  • Every single stop light has a walk signal, and a number of them have a dedicated bike-signal.
  • There’s absolutely no question that bikes and pedestrians get the right of way. I haven’t been cut off once, and every single car has yielded every time to me at all intersections.
  • The city is very clean. I’ve run across no slummy neighborhoods, all the sidewalks and buildings are clean, there is no litter (come to think of it, there are not many public trashcans either….), and I haven’t seen any beggers or homeless people, despite the reported 12% unemployment in the country.


Today was a full and eventful day as I explored Munich. I just arrived this morning, but I didn’t want to waste the day catching up on sleep or hanging out in the apt. After setting up my computer, I was unable to get onto the wireless network, so I went down to the front desk and they moved me to another room that was in the wireless range, and I connected with no problem. I bought a new Mac Mini a couple weeks ago to bring along with me (because it’s small enough to fit in a carry on bag), so i guess i’m gonna try to become a Mac guy. We’ll see how it works out, as this will be my primary computer for the next 6 months. When i get back home, I guess I’ll either be ready to get back to Windows, or will throw away all my other PCs.

Anyway, I set up the computer, and flipped around the TV to see what was on. The Tour de France was just getting started (around 11AM, France time) and it was on 2 channels – one in French and one in German. So I couldn’t understand anything they said, but I know I didn’t hear the names “Armstrong” or “Discovery Channel” nearly as many times had I been watching it back at home on OLN. There appears to be about 3 english channels – CNN, BBC, and, wouldn’t you know it – MTV. Actually, I think there are a couple MTVs.
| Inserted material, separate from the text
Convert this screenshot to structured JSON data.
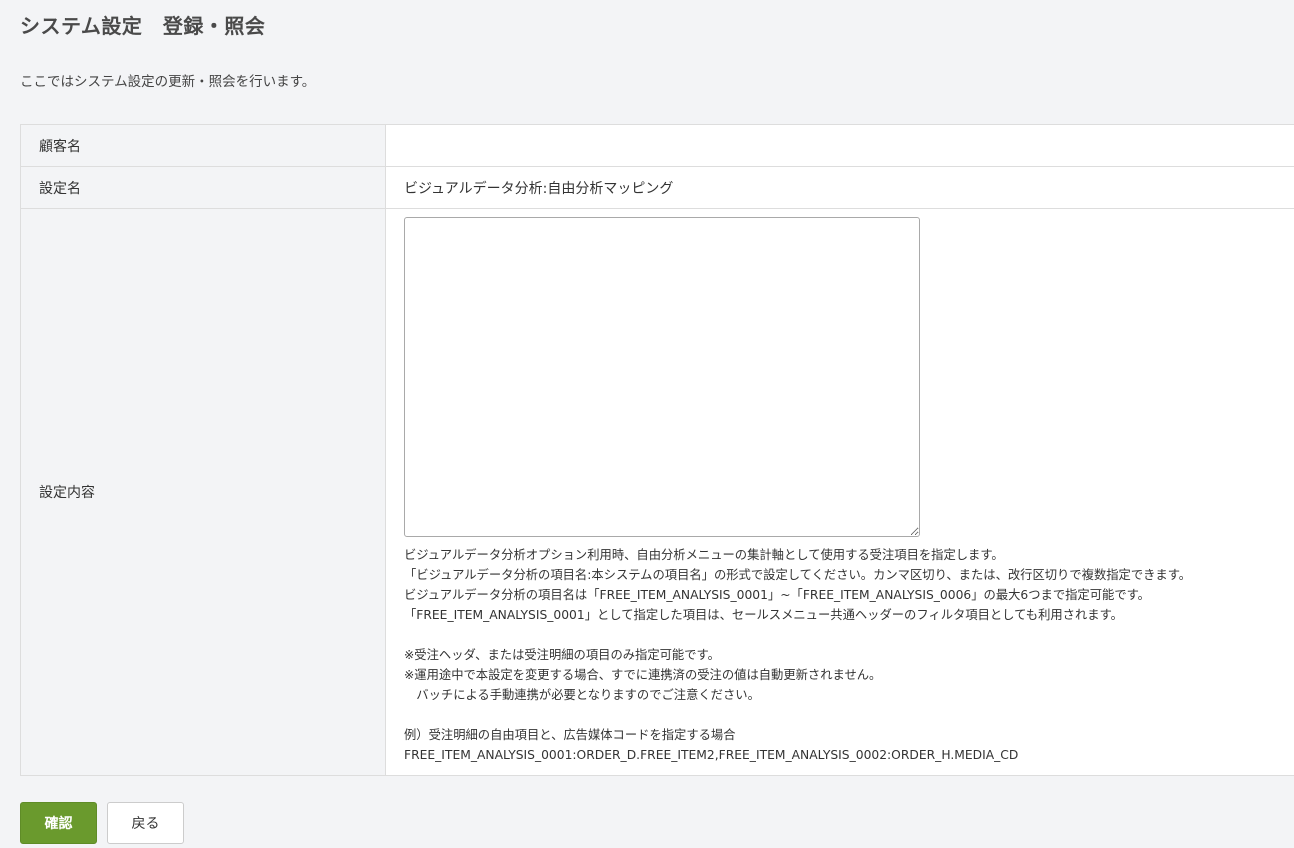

Hello all –
I decided to start up this blog as I was riding around Munich, Germany today, and I wanted to be able to share my experiences and thoughts, because 1) some of you might care, and 2) I seem to have a terrible memory, and events don’t take long to fade, so this will be my little thought-archive.
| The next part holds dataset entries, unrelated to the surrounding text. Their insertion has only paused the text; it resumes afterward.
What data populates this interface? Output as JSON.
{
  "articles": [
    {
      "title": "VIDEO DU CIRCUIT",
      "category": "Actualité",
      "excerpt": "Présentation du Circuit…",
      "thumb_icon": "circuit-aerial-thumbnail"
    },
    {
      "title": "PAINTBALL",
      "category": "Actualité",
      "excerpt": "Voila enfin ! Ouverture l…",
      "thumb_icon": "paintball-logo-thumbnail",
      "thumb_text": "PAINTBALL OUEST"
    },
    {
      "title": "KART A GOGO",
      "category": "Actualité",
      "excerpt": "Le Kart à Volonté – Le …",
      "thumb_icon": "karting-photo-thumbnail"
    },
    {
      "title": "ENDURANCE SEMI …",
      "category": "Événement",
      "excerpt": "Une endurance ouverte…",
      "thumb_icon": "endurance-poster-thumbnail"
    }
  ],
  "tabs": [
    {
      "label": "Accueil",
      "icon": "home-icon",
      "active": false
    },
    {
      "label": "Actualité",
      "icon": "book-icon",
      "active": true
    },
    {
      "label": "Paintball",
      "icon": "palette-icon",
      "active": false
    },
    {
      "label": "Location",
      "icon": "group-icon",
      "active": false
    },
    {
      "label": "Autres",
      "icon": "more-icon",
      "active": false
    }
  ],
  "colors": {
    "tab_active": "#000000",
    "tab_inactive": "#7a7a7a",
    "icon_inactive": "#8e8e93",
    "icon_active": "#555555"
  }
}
If you’re reading this, you probably already know me, so I’m not going to do introductions or anything like that. I figured a good first post would be to explain why exactly I’m in Munich. The short answer is, I am on a 6 month delegation for my company, Infineon Technologies, which is based in Munich. Infineon is a large company (35,000+), but only about 3,000 in the US, so they often send engineers to HQ’s in Munich to get training and learn new products. I will be working on a brand new memory product for about 6 months, then when I return to Cary I will be the “technology expert” for that product for the office. This all came up, though, because my wife, Alisha, who is a professional bike racer, had several European races on her schedule in August and September, so I asked my manager if there was any way I could get over to Germany around the same time. I was thinking maybe for a couple weeks or a month, but he came back and said “how about 6 months?” At first we balked because she has more racing, we have a house, etc, but the more we thought about it, the more we realized what a good opportunity this could be for both of us, so we jumped on it! This will help me with my job, and Alisha will get to train like the Europeans do – in the Alps!